WORK INSTRUCTIONS: Report every line of the entries that contains the word "title".

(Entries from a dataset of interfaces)
++++++++++

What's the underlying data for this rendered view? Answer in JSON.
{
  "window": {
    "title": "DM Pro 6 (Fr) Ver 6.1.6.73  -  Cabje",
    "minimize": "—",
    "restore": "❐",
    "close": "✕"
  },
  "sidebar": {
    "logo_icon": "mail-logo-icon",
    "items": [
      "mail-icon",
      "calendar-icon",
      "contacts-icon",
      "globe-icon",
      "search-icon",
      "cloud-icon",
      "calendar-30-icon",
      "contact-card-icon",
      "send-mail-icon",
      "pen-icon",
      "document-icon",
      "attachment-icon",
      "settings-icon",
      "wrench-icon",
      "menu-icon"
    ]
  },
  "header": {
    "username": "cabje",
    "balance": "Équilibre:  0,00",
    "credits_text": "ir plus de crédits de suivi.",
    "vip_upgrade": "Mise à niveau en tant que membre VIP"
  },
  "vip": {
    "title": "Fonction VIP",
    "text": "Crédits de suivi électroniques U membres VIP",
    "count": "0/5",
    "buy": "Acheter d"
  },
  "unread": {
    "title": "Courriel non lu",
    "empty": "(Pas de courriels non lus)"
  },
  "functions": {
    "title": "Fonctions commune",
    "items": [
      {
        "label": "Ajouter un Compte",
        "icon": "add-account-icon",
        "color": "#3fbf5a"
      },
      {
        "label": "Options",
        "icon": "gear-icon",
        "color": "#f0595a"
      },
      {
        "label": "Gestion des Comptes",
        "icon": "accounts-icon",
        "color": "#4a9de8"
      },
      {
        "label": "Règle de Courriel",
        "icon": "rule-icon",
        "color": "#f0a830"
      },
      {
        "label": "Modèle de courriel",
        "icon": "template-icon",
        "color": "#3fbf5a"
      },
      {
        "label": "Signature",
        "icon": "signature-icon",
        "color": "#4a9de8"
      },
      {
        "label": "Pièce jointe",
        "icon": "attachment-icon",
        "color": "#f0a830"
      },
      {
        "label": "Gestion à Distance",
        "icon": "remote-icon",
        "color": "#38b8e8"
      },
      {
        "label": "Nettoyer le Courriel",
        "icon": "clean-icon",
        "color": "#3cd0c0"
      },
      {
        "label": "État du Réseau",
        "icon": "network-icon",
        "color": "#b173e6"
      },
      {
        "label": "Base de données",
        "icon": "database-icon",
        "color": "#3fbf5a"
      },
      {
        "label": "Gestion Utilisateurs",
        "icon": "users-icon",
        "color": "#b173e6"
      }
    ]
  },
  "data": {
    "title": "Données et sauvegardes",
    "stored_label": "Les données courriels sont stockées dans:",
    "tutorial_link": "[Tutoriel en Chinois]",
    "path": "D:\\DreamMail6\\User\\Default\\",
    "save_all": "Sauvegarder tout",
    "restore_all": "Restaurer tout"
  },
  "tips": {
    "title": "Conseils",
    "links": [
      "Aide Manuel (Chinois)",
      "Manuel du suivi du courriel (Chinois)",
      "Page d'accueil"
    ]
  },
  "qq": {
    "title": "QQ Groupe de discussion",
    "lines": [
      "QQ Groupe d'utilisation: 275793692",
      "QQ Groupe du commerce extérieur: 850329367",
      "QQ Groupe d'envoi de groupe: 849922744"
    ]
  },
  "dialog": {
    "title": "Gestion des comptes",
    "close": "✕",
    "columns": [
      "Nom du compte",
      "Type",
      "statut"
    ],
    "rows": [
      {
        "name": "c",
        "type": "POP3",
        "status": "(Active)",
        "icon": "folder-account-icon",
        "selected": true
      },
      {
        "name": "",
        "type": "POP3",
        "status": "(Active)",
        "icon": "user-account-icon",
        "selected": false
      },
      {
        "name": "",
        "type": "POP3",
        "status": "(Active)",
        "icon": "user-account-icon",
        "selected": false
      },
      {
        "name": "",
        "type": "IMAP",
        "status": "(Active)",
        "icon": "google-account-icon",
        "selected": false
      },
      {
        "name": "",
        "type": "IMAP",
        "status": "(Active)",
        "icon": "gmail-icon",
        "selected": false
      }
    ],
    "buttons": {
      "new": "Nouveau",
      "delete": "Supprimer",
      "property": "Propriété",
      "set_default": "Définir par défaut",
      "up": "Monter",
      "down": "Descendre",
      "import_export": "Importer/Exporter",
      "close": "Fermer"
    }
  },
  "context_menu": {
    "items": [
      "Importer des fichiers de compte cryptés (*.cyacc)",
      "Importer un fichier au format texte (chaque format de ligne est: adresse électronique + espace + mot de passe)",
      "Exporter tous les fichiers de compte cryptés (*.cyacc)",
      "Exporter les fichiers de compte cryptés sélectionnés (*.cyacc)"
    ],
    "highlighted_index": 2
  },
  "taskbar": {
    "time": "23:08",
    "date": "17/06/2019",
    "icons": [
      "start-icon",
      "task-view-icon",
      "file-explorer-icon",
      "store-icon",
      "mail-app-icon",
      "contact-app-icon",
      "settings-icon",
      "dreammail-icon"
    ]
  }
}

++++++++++

THE ANSWER:
    "title": "DM Pro 6 (Fr) Ver 6.1.6.73  -  Cabje",
    "title": "Fonction VIP",
    "title": "Courriel non lu",
    "title": "Fonctions commune",
    "title": "Données et sauvegardes",
    "title": "Conseils",
    "title": "QQ Groupe de discussion",
    "title": "Gestion des comptes",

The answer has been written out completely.